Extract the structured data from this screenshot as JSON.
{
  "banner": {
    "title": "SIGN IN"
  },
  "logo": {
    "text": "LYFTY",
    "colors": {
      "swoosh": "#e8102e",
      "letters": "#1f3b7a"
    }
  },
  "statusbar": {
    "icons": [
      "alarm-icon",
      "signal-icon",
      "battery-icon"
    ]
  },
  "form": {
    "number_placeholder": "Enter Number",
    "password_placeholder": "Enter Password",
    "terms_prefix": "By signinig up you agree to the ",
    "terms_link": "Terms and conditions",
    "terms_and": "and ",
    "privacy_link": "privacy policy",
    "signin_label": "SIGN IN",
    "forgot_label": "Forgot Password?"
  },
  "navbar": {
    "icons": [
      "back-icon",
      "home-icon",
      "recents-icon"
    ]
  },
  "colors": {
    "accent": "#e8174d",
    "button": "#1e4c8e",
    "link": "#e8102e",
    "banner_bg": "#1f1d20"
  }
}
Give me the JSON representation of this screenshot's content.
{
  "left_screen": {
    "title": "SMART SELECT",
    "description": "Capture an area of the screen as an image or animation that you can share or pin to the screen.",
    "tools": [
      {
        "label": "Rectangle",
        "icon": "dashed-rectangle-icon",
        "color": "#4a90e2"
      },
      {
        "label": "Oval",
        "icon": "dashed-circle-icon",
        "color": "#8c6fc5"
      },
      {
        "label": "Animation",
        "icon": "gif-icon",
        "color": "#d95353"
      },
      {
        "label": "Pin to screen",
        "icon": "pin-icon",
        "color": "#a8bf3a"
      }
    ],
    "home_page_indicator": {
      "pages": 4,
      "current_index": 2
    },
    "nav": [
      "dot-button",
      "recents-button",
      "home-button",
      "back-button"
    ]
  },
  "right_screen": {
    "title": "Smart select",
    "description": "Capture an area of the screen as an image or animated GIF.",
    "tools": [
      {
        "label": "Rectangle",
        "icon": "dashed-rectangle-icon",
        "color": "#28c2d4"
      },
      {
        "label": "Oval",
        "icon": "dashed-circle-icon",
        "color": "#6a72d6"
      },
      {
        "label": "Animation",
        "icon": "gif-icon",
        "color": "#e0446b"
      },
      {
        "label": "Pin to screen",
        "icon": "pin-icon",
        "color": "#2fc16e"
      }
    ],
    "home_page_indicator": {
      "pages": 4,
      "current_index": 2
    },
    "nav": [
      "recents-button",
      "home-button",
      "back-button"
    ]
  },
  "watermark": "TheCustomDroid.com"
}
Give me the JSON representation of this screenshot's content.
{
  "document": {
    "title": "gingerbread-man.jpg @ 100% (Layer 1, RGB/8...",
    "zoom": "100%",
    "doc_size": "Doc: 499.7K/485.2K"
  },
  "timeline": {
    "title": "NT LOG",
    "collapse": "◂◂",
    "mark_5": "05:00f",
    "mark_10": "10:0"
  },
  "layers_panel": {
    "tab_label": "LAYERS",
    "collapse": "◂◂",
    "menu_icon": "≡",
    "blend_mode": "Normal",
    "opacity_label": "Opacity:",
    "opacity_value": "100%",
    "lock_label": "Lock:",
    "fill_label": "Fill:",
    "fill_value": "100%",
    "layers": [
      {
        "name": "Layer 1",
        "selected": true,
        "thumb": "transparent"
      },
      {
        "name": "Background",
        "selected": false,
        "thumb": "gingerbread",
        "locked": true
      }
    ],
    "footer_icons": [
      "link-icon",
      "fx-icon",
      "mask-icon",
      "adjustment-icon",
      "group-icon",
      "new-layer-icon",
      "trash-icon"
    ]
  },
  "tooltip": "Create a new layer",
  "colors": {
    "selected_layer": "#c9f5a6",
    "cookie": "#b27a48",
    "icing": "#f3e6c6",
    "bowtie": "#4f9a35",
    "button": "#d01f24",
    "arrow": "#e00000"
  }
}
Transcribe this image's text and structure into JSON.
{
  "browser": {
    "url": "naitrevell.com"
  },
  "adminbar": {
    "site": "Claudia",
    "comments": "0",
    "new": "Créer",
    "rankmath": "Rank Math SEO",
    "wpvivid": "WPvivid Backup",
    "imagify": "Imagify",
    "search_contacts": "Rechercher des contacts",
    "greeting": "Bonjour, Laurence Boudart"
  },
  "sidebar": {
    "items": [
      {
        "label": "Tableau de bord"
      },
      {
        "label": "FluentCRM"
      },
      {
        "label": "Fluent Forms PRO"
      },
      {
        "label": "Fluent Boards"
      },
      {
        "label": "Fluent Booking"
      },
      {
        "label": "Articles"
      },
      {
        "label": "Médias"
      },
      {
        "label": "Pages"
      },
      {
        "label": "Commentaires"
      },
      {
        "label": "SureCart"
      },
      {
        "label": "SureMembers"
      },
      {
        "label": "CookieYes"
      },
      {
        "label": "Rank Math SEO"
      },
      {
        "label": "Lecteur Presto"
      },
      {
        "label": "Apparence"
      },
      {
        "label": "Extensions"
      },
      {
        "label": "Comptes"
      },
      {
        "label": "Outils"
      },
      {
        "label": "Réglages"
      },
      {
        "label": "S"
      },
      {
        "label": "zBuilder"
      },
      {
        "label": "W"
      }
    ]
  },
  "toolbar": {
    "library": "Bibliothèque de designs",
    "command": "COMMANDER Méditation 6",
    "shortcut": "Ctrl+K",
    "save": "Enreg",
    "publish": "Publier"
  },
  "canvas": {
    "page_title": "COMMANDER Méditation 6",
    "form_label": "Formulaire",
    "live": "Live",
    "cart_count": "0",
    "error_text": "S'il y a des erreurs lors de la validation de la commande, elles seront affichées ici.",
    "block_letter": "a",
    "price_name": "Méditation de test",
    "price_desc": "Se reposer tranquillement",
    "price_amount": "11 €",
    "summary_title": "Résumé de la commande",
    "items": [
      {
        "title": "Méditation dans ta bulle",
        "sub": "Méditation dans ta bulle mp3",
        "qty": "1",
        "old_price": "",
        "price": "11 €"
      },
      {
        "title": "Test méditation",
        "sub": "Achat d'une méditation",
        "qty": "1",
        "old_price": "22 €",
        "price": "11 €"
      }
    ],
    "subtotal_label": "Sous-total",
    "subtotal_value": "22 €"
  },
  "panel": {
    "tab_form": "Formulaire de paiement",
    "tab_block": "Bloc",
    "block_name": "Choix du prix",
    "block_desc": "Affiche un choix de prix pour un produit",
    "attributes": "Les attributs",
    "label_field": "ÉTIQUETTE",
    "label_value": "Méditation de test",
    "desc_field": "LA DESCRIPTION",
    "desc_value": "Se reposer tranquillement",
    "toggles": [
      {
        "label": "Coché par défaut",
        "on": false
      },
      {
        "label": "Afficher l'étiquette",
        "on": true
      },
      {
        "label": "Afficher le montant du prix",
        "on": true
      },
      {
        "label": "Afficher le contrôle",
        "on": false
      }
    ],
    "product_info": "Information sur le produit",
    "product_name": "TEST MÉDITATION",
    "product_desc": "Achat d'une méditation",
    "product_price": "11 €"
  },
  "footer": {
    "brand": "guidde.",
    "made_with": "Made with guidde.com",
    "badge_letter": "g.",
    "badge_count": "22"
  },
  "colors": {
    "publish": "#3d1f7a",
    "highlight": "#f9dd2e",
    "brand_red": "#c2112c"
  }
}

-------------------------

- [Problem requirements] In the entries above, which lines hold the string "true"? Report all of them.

- [Solution to the exercise]
        "selected": true,
        "locked": true
        "on": true
        "on": true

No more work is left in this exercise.